Illinois Allows Unmarried Couples to Enforce Property Claims against Each Other
Taboos regarding cohabitation are quickly becoming passe as many of today’s couples are opting to live together before – and sometimes in lieu of – marriage. According to the U.S. Census Bureau, unmarried couples comprised 45 percent of all U.S. households in 2010. But until recently, unmarried Illinois couples who ended a relationship had no rights to enforce property claims against an ex-partner, or otherwise divide assets, due to their unmarried status.
Blumenthal v. Brewer: Allowing Property Claims against Unmarried Ex-Partner
In Blumenthal v. Brewer, the Chicago couple had been in a committed relationship for 26 years. They lived together, commingled assets, and raised three children. In all ways, they acted as a married couple. Yet they were unmarried due to same-sex marriage being illegal in Illinois. Brewer, an attorney, had stayed home for several years to raise the children. Her partner, however, built a lucrative medical practice. At the end of the relationship, Blumenthal’s net worth was $500,000 more than Brewer’s.
Blumenthal sought to partition the couple’s home; Brewer countersued to retain sole title to the property in order to equalize the couple’s assets. She also sought a portion of the annual net earnings or sale of the medical practice, since the practice had been purchased with funds from the couple’s joint account, to which Brewer had contributed.
The trial Court dismissed Brewer’s claims based on a 1979 Illinois case Hewitt v. Hewitt that rejected the right of unmarried couples to seek a division of assets at the end of their relationship on public policy grounds – meaning, cohabitation was frowned upon, so neither party had rights to the other’s property, regardless of how long they had been together, how much each contributed to the joint household, and whatever promises they had made regarding the assets.
The appellate Court rejected the trial Court’s decision and agreed with Brewer that recent legislation legalizing same-sex marriage, as well as other legislative and public policy changes in the way non-married couples were treated, had rendered the public policy behind the prohibition on division of assets between unmarried couples void and implicitly overruled Hewitt. These changes included:
- Repeal of criminal prohibition against cohabitation;
- Prohibition against differential treatment of marital and non-marital children;
- Establishment of civil unions between same-sex couples;
- Adoption of no-fault divorce; and
- Employers offering benefits to unmarried couples.
The result? Brewer – and all Illinois unmarried couples, regardless of sexual orientation – may make a claim for division of assets at the end of their relationship.
Palatine Division of Assets Attorney

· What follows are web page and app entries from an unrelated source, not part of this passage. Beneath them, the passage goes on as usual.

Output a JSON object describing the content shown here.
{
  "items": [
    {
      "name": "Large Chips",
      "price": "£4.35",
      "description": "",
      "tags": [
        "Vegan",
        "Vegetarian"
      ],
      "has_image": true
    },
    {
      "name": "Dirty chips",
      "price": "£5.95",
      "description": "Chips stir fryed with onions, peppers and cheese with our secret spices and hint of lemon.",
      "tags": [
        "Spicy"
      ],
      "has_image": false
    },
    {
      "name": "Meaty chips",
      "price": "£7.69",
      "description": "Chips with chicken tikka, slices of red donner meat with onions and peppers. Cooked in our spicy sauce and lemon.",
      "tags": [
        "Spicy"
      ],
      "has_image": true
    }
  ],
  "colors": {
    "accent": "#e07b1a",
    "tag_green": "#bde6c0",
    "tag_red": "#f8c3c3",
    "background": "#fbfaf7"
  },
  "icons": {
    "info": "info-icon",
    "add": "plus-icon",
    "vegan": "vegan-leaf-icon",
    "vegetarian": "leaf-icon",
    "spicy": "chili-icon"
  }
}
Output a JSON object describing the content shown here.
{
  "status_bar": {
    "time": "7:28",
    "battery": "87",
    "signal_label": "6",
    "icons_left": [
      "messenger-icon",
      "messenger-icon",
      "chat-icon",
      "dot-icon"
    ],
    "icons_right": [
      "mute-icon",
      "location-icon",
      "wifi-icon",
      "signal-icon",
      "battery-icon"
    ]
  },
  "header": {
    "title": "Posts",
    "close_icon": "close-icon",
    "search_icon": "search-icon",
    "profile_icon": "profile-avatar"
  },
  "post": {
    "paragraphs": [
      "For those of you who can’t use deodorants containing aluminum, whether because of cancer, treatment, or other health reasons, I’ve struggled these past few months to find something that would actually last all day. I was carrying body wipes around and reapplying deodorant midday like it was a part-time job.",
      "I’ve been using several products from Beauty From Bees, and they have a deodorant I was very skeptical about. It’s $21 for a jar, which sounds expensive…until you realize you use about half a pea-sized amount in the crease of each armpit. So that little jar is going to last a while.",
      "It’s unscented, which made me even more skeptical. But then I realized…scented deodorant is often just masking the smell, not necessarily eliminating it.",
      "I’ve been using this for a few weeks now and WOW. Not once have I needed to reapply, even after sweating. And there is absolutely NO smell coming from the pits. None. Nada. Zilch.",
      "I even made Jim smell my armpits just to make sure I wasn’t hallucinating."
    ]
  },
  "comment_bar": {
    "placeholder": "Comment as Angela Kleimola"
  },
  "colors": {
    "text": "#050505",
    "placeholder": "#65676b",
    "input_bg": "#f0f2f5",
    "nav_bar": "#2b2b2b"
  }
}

If you are ending a relationship with a long-term partner and there was joint property involved, Palatine division of assets attorney Nicholas W. Richardson can help. Under the Illinois Court’s ruling, you are now permitted to enforce a property claim against your ex-partner to receive your fair share of joint assets. Nicholas W. Richardson has more than a decade worth of experience helping clients in Palatine and the surrounding suburbs to fairly and equitably divide their assets when a relationship has ended. Contact the Law Office of Nicholas W. Richardson, P.C., today to schedule a free consultation.